● Required work: All entries below need to be written out exactly, but without their pictures.

● Records for the exercise:

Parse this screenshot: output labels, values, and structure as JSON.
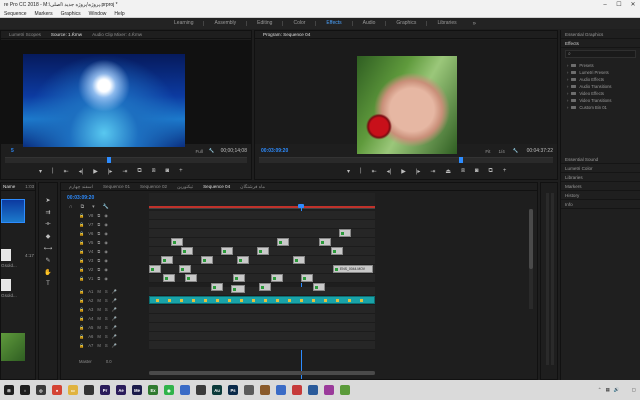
{
  "window": {
    "title": "re Pro CC 2018 - M:\\پروژه\\پروژه جدید \\اصلی.prproj *",
    "controls": [
      "–",
      "☐",
      "✕"
    ]
  },
  "menu": [
    "Sequence",
    "Markers",
    "Graphics",
    "Window",
    "Help"
  ],
  "workspaces": {
    "items": [
      "Learning",
      "Assembly",
      "Editing",
      "Color",
      "Effects",
      "Audio",
      "Graphics",
      "Libraries"
    ],
    "active": "Effects",
    "more": "»"
  },
  "source_monitor": {
    "tabs": [
      "Lumetri Scopes",
      "Source: 1.Ǩmw",
      "Audio Clip Mixer: 4.Ǩmw"
    ],
    "active_tab": 1,
    "timecode_left": "5",
    "fit": "Full",
    "timecode_right": "00;00;14;08"
  },
  "program_monitor": {
    "title": "Program: Sequence 04",
    "timecode_left": "00:03:09:20",
    "fit": "Fit",
    "scale": "1/4",
    "timecode_right": "00:04:37:22"
  },
  "right_column": {
    "essential_graphics": "Essential Graphics",
    "effects_title": "Effects",
    "search_placeholder": "",
    "effects": [
      "Presets",
      "Lumetri Presets",
      "Audio Effects",
      "Audio Transitions",
      "Video Effects",
      "Video Transitions",
      "Custom Bin 01"
    ],
    "panels": [
      "Essential Sound",
      "Lumetri Color",
      "Libraries",
      "Markers",
      "History",
      "Info"
    ]
  },
  "project": {
    "items": [
      {
        "label": "Name",
        "size": "1:03",
        "kind": "ruler"
      },
      {
        "label": "",
        "size": "",
        "kind": "video"
      },
      {
        "label": "",
        "size": "",
        "kind": "blank"
      },
      {
        "label": "Gsold...",
        "size": "4:17",
        "kind": "audio"
      },
      {
        "label": "Gsold...",
        "size": "",
        "kind": "audio"
      },
      {
        "label": "...",
        "size": "",
        "kind": "green"
      }
    ]
  },
  "timeline": {
    "tabs": [
      "اسفند چهارم",
      "Sequence 01",
      "Sequence 02",
      "تیکتورین",
      "Sequence 04",
      "ماه فرشتگان"
    ],
    "active_tab": 4,
    "timecode": "00:03:09:20",
    "tracks_video": [
      "V8",
      "V7",
      "V6",
      "V5",
      "V4",
      "V3",
      "V2",
      "V1"
    ],
    "tracks_audio": [
      "A1",
      "A2",
      "A3",
      "A4",
      "A5",
      "A6",
      "A7"
    ],
    "master_label": "Master",
    "master_value": "0.0",
    "clip_label": "ENS_0044.MOV"
  },
  "taskbar": {
    "apps": [
      {
        "name": "windows-icon",
        "label": "⊞",
        "color": "#1e1e1e"
      },
      {
        "name": "search-icon",
        "label": "○",
        "color": "#1e1e1e"
      },
      {
        "name": "cortana-icon",
        "label": "◎",
        "color": "#3a3a3a"
      },
      {
        "name": "chrome-icon",
        "label": "●",
        "color": "#d44333"
      },
      {
        "name": "file-explorer-icon",
        "label": "▭",
        "color": "#e0b33f"
      },
      {
        "name": "app-icon-1",
        "label": "",
        "color": "#333"
      },
      {
        "name": "premiere-icon",
        "label": "Pr",
        "color": "#2a1b5a"
      },
      {
        "name": "after-effects-icon",
        "label": "Ae",
        "color": "#2a1b5a"
      },
      {
        "name": "media-encoder-icon",
        "label": "Me",
        "color": "#1b1b4a"
      },
      {
        "name": "app-icon-2",
        "label": "Ex",
        "color": "#2f7a2f"
      },
      {
        "name": "whatsapp-icon",
        "label": "◉",
        "color": "#2fb34a"
      },
      {
        "name": "app-icon-3",
        "label": "",
        "color": "#3a6bc6"
      },
      {
        "name": "app-icon-4",
        "label": "",
        "color": "#3a3a3a"
      },
      {
        "name": "audition-icon",
        "label": "Au",
        "color": "#0b3a3a"
      },
      {
        "name": "photoshop-icon",
        "label": "Ps",
        "color": "#0a2a4a"
      },
      {
        "name": "app-icon-5",
        "label": "",
        "color": "#5a5a5a"
      },
      {
        "name": "app-icon-6",
        "label": "",
        "color": "#8a5a2a"
      },
      {
        "name": "app-icon-7",
        "label": "",
        "color": "#3a6bc6"
      },
      {
        "name": "app-icon-8",
        "label": "",
        "color": "#c63a3a"
      },
      {
        "name": "app-icon-9",
        "label": "",
        "color": "#2a5a9a"
      },
      {
        "name": "app-icon-10",
        "label": "",
        "color": "#9a3a9a"
      },
      {
        "name": "app-icon-11",
        "label": "",
        "color": "#5a9a3a"
      }
    ],
    "tray_time": "",
    "tray_lang": ""
  },
  "colors": {
    "accent": "#2d8cff",
    "audio_clip": "#1aa3a8",
    "video_clip": "#c9c9c9",
    "playhead": "#2d8cff"
  }
}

● Result:
Parse this screenshot: output labels, values, and structure as JSON.
{
  "window": {
    "title": "re Pro CC 2018 - M:\\پروژه\\پروژه جدید \\اصلی.prproj *",
    "controls": [
      "–",
      "☐",
      "✕"
    ]
  },
  "menu": [
    "Sequence",
    "Markers",
    "Graphics",
    "Window",
    "Help"
  ],
  "workspaces": {
    "items": [
      "Learning",
      "Assembly",
      "Editing",
      "Color",
      "Effects",
      "Audio",
      "Graphics",
      "Libraries"
    ],
    "active": "Effects",
    "more": "»"
  },
  "source_monitor": {
    "tabs": [
      "Lumetri Scopes",
      "Source: 1.Ǩmw",
      "Audio Clip Mixer: 4.Ǩmw"
    ],
    "active_tab": 1,
    "timecode_left": "5",
    "fit": "Full",
    "timecode_right": "00;00;14;08"
  },
  "program_monitor": {
    "title": "Program: Sequence 04",
    "timecode_left": "00:03:09:20",
    "fit": "Fit",
    "scale": "1/4",
    "timecode_right": "00:04:37:22"
  },
  "right_column": {
    "essential_graphics": "Essential Graphics",
    "effects_title": "Effects",
    "search_placeholder": "",
    "effects": [
      "Presets",
      "Lumetri Presets",
      "Audio Effects",
      "Audio Transitions",
      "Video Effects",
      "Video Transitions",
      "Custom Bin 01"
    ],
    "panels": [
      "Essential Sound",
      "Lumetri Color",
      "Libraries",
      "Markers",
      "History",
      "Info"
    ]
  },
  "project": {
    "items": [
      {
        "label": "Name",
        "size": "1:03",
        "kind": "ruler"
      },
      {
        "label": "",
        "size": "",
        "kind": "video"
      },
      {
        "label": "",
        "size": "",
        "kind": "blank"
      },
      {
        "label": "Gsold...",
        "size": "4:17",
        "kind": "audio"
      },
      {
        "label": "Gsold...",
        "size": "",
        "kind": "audio"
      },
      {
        "label": "...",
        "size": "",
        "kind": "green"
      }
    ]
  },
  "timeline": {
    "tabs": [
      "اسفند چهارم",
      "Sequence 01",
      "Sequence 02",
      "تیکتورین",
      "Sequence 04",
      "ماه فرشتگان"
    ],
    "active_tab": 4,
    "timecode": "00:03:09:20",
    "tracks_video": [
      "V8",
      "V7",
      "V6",
      "V5",
      "V4",
      "V3",
      "V2",
      "V1"
    ],
    "tracks_audio": [
      "A1",
      "A2",
      "A3",
      "A4",
      "A5",
      "A6",
      "A7"
    ],
    "master_label": "Master",
    "master_value": "0.0",
    "clip_label": "ENS_0044.MOV"
  },
  "taskbar": {
    "apps": [
      {
        "name": "windows-icon",
        "label": "⊞",
        "color": "#1e1e1e"
      },
      {
        "name": "search-icon",
        "label": "○",
        "color": "#1e1e1e"
      },
      {
        "name": "cortana-icon",
        "label": "◎",
        "color": "#3a3a3a"
      },
      {
        "name": "chrome-icon",
        "label": "●",
        "color": "#d44333"
      },
      {
        "name": "file-explorer-icon",
        "label": "▭",
        "color": "#e0b33f"
      },
      {
        "name": "app-icon-1",
        "label": "",
        "color": "#333"
      },
      {
        "name": "premiere-icon",
        "label": "Pr",
        "color": "#2a1b5a"
      },
      {
        "name": "after-effects-icon",
        "label": "Ae",
        "color": "#2a1b5a"
      },
      {
        "name": "media-encoder-icon",
        "label": "Me",
        "color": "#1b1b4a"
      },
      {
        "name": "app-icon-2",
        "label": "Ex",
        "color": "#2f7a2f"
      },
      {
        "name": "whatsapp-icon",
        "label": "◉",
        "color": "#2fb34a"
      },
      {
        "name": "app-icon-3",
        "label": "",
        "color": "#3a6bc6"
      },
      {
        "name": "app-icon-4",
        "label": "",
        "color": "#3a3a3a"
      },
      {
        "name": "audition-icon",
        "label": "Au",
        "color": "#0b3a3a"
      },
      {
        "name": "photoshop-icon",
        "label": "Ps",
        "color": "#0a2a4a"
      },
      {
        "name": "app-icon-5",
        "label": "",
        "color": "#5a5a5a"
      },
      {
        "name": "app-icon-6",
        "label": "",
        "color": "#8a5a2a"
      },
      {
        "name": "app-icon-7",
        "label": "",
        "color": "#3a6bc6"
      },
      {
        "name": "app-icon-8",
        "label": "",
        "color": "#c63a3a"
      },
      {
        "name": "app-icon-9",
        "label": "",
        "color": "#2a5a9a"
      },
      {
        "name": "app-icon-10",
        "label": "",
        "color": "#9a3a9a"
      },
      {
        "name": "app-icon-11",
        "label": "",
        "color": "#5a9a3a"
      }
    ],
    "tray_time": "",
    "tray_lang": ""
  },
  "colors": {
    "accent": "#2d8cff",
    "audio_clip": "#1aa3a8",
    "video_clip": "#c9c9c9",
    "playhead": "#2d8cff"
  }
}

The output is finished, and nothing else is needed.